The black seabass is a smoky gray, dusky brown or blue-black above, fading to a slightly paler color underside. The center of each scale is pale blue to white which forms longitudinal stripes along the back and sides of the fish. In addition, the sides sometimes appear mottled or with dark and light vertical crossbars. Males in breeding condition have vivid hues of fluorescent blue and green around the eyes and the nape while the females are lighter in color and brownish or blue-gray. Juveniles have four color phases: overall light gray phase with small dark spots; dark phase with pale white spots; striped phase with a horizontal dark stripe; and a barred phase having six vertical bars.
The teeth of the black sea bass are arranged in wide bands with inner and outer teeth enlarged. The vomerine teeth appear in a wedge-shaped patch while the teeth on the palatine are arranged in a long narrow patch. Teeth are absent on the tongue.
Size, Age, and Growth
The maximum reported length of the black seabass is 26 inches (66.0 cm) total length (TL) however it more commonly reaches lengths of 12 inches (30.0 cm) TL. The maximum published weight is 9.5 pounds (4.3 kg). Sexual maturity is reached at approximately 7.5 inches (19 cm) TL and the maximum reported lifespan is 10 years.
Black seabass are carnivorous bottom feeders, feeding primarily on crabs and shrimps along with small fishes, tunicates, juvenile lobsters, and barnacles. Juveniles feed during the day as visual predators, feeding on benthic crustaceans including isopods, amphipods, small crabs, sand shrimp, and copepods, along with other epibenthic organisms such as mysids and small fishes.

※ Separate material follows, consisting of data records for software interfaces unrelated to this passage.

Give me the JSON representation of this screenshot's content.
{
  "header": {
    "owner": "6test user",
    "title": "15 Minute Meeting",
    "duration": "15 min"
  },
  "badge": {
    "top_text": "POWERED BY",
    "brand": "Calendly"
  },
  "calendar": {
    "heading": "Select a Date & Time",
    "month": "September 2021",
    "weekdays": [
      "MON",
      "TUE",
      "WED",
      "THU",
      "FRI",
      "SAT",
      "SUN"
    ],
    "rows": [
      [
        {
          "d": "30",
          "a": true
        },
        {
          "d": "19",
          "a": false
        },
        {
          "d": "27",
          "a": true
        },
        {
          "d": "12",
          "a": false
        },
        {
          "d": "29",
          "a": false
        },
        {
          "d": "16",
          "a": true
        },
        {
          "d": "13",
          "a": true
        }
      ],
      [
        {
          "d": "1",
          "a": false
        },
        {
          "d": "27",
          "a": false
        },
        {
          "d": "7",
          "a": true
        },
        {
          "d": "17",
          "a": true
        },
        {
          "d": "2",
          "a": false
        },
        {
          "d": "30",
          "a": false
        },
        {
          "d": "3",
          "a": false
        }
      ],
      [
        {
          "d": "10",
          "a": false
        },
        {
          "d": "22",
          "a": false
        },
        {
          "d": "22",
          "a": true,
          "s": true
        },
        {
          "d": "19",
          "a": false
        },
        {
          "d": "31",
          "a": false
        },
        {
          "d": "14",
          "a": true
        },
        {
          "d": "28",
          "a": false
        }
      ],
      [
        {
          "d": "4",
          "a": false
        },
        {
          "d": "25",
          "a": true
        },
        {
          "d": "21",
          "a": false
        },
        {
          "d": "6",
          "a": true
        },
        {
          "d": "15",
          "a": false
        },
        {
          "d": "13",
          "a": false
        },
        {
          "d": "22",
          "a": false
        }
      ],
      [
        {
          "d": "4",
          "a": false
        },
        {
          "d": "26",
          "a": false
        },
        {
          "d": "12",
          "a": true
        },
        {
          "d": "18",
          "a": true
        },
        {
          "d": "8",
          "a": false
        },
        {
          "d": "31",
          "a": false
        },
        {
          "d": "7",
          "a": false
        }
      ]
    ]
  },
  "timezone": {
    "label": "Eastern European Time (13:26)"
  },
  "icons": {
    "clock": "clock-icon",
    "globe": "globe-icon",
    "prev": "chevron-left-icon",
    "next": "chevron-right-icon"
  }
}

Black seabass are protogynous hermaphrodites. Individuals typically function first as females, then undergoing sexual succession and becoming functional males.The northern population of this species (north of Cape Hatteras) spawns buoyant pelagic eggs on the continental shelf during the spring through fall months. Spawning begins in the spring in the southern portion of this population and occurs later toward the more northern range of this northern population. The eggs are pelagic, measuring 0.9-1.0 mm in diameter. Hatching occurs after about 75 hours in water temperatures of 16 degrees Celsius. The larvae remain pelagic until reaching lengths of approximately 13 mm SL at which time they either become demersal or estuarine.
Documented predators of the black seabass include striped bass (Morone saxatilis), bluefish (Pomatomus saltatrix), weakfish (Cynoscion regalis), bignose shark (Carcharhinus altimus) and dusky shark (Carcharhinus obscurus).
The black seabass was described as Centropristis striata by Linnaeus in 1758. Synonyms referring to this species in past scientific literature include Centropristes striata Linnaeus 1758, Labrus striatus Linnaeus 1758, Centropristes melanus Ginsburg 1952, and Centropristis melana Ginsburg 1952. The family, Serranidae, is a large family of fishes within the order Perciformes. Serranidae includes approximately 450 species and includes the seabasses and groupers. The species name striata can be translated from Latin as “lines”, describing the banding pattern on the body of this fish.
Prepared by: Cathy Bester